I do not know the means of this gentleman, but legal aid is available. That would mean that the man would have to pay nothing. Of course, that depends on the assessment of his means by the Supplementary Benefits Commission. That assessment is made to the court and it is for the court to order how much it thinks is reasonable for the accused to pay for his own defence. If Mr. Harvey had the means, an order might be made for a substantial sum, but if, as my hon. Friend suggests, he is not a man of any great means, it is unlikely that he would have to pay anything.

For my part I find it difficult to understand why Mr. Harvey has not appealed. I am certain the question of his means is not the factor which has prevented an appeal. It seems, first, that my right hon. Friend the Secretary of State for the Home Department could not intervene and, secondly, that Mr. Harvey has, or had, until today, a right to a complete review of the evidence.

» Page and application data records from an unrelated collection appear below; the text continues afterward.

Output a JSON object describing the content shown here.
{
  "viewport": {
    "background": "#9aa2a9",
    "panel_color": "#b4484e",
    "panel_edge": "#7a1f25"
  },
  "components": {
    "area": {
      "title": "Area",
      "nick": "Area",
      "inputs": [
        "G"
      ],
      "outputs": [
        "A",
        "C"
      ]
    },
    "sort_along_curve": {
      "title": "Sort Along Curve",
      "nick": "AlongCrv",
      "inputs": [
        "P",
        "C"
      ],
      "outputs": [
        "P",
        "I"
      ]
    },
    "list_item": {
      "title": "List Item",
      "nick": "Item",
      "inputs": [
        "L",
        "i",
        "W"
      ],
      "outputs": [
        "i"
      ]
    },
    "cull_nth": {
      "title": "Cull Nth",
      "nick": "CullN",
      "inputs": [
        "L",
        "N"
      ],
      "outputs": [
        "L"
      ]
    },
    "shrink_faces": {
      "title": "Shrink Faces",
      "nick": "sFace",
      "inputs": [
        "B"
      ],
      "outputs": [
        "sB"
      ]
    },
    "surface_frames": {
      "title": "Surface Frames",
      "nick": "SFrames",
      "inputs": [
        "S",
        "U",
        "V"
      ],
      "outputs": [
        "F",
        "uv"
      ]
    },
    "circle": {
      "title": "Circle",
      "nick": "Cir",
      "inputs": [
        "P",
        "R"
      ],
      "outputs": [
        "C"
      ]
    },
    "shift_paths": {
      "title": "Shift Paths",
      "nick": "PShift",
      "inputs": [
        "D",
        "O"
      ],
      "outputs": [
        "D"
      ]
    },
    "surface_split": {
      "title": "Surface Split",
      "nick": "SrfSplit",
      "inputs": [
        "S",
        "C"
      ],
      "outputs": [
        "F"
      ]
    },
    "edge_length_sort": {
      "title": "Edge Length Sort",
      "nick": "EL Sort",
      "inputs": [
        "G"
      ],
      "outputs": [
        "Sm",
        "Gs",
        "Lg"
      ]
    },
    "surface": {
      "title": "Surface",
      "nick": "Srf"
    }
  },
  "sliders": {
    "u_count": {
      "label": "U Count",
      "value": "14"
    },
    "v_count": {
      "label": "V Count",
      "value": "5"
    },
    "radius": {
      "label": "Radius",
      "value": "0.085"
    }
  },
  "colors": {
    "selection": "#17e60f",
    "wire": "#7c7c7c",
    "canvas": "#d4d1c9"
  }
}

All the points could have been put that he thought were relevant to the issue. If he liked he could have had a new counsel properly briefed. He would have been capable of dealing with the case in any way that he thought proper. All that could be done by appeal, but so far Mr. Harvey has not chosen to accede to that course. It is true that the time has now expired for an appeal to be entered. That does not necessarily exhaust his remedy. If he wished to do so he could go to the Crown court to ask for leave to appeal out of time. In view of the circumstances, the court might accede to that request.

I think that my hon. Friend should have read not the transcript of the evidence—no transcript is made at the magistrates' court—but the note of the evidence taken by the magistrates' clerk. That note showed that there was substantial evidence against Mr. Harvey which his own counsel, in his summation to the stipendiary magistrate, agreed had been corroborated by the witnesses. There was a case, and a substantial case, against Mr. Harvey, which was accepted by the stipendiary magistrate. All that could be gone into again.

In those circumstances, I suggest that the best course—I do not wish to prejudice any rehearing of the case by any comments I may make about the evidence —is for my hon. Friend to advise Mr. Harvey to appeal to the Crown court at London Sessions and to hope that the court will allow the appeal to be entered out of time, so that all these matters may be reviewed. Unless any new facts which were not before the court came to light, it would not be possible for the Home Secretary to intervene even after that. That is no more than a mere academic comment upon the facts as they have been presented by my hon. Friend. I think that the matter must go to the Crown court at London Sessions, or Mr. Harvey will have to live with the conviction for the rest of his life.

Question put and agreed to.

Adjourned accordingly at nine minutes past One o'clock.